Concerns about the first three goals, growth of GDP, price stability, and full employment, come together when focusing on the business cycle. Obviously the long-run growth rate of GDP is really the compounded series of short-term growth rates. But it’s more complex than that. Historical evidence (along with considerable theory) indicates that high growth for prolonged periods can bring inflation but will eliminate unemployment. The reverse is also true. If growth is too slow or even negative, then unemployment rises but inflation is unlikely. It’s worse if deflation happens since deflation triggers its own debt deflation-depression-high unemployment cycle.

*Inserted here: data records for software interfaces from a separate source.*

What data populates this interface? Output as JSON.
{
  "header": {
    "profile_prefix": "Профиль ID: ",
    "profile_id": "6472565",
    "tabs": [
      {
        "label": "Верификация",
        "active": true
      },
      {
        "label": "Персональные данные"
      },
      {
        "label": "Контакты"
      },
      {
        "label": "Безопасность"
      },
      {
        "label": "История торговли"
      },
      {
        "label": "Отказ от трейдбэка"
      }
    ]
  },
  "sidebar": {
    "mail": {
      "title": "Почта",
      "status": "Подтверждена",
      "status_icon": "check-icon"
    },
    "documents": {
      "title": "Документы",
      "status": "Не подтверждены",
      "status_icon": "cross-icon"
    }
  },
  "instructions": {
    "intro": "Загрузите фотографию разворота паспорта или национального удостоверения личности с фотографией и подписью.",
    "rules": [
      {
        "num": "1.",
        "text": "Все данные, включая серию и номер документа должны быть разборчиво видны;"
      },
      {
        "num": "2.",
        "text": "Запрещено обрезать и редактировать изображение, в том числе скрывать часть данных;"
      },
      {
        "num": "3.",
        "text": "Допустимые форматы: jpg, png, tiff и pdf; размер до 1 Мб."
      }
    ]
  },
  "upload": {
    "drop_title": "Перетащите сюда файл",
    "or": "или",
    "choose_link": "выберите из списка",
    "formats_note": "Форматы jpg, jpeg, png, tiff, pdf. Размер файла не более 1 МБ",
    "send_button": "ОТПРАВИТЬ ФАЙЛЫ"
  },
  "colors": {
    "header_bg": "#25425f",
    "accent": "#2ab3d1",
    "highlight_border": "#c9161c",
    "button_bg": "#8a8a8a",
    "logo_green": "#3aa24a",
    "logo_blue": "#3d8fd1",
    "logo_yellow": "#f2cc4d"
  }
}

Historically there has appeared to be a trade-off between high unemployment with low inflation vs. full employment with high inflation. Since stabilizing the business cycle at an acceptable level of growth involves all of our macroeconomic goals, it is the primary focus of most macroeconomic theories. Economists of different “schools of thought” have been debating the causes and dynamics of the business cycle for 200 years with little agreement.
Evolution of Theories and Economies
Macroeconomists seek to do more than understand what’s happened. They seek to provide coherent explanations of how the macroeconomy works and provide policy recommendations to government and society for how to achieve our goals. As if this weren’t already a complex enough task, we have to add that the economy itself, its structure, behavior, and institutions, change over time. A hundred years ago most major economies had money systems that were defined and backed by a physical commodity: gold. Since 1971, no major economy has such a money system. A hundred years ago, most firms very small and run by owner-entrepreneurs. Today, huge corporations run by hired managers employing tens and hundreds of thousands of employees dominate our economy. Economists need to constantly change and revise (though few do) their theories to reflect these changes in structure and performance. Theories have evolved in response to changing economies (although often they evolve too slowly).
Economists are often an argumentative and egotistical group (yes, I’m guilty as charged), so it’s not surprising that there are numerous theories of the business cycle and macroeconomics out there. Indeed, one member of the British parliament once remarked that there are likely more theories and opinions than there are economists since undoubtedly “Keynes would have at least two”. Joking aside, though, I am going to try to help you deal with the numerous theories by helping you to understand:
- Why was the theory was created? What questions were the economists trying to answer?
- Theories can be grouped into “families” of similar or related theories. In general, there have been three “family trees” of theories with some cross-breeding along the way. We will study the first two of these three family trees. The third one, Mercantilist-Socialist-Planned is largely in disrepute today and not really in use in the major industrial financial capitalist economies. (take my Comparative Economic Systems course to really study all three systems) The three families can be thought of as:
- There are fundamental a priori assumptions and ideological biases that underlie each of the major theories. Most of these assumptions deal with whether a capitalist market economy is inherently stable or unstable by itself, and whether government is primarily a force for good (stabilizing) or bad (destabilizing).
This unit wraps up our study of the structure, circular flow, goals, and measures of an economy. At this point, we should know what we want our economy to do. We just don’t know how to make it happen or what the dynamics are. In the next unit, we start the second part of our course: the study of simple models and theories of the real sector. We’ll introduce our primary graphical model as tool to analyze the reactions of the economy, but we’ll primarily focus on the battle between Classical and Keynesian theory.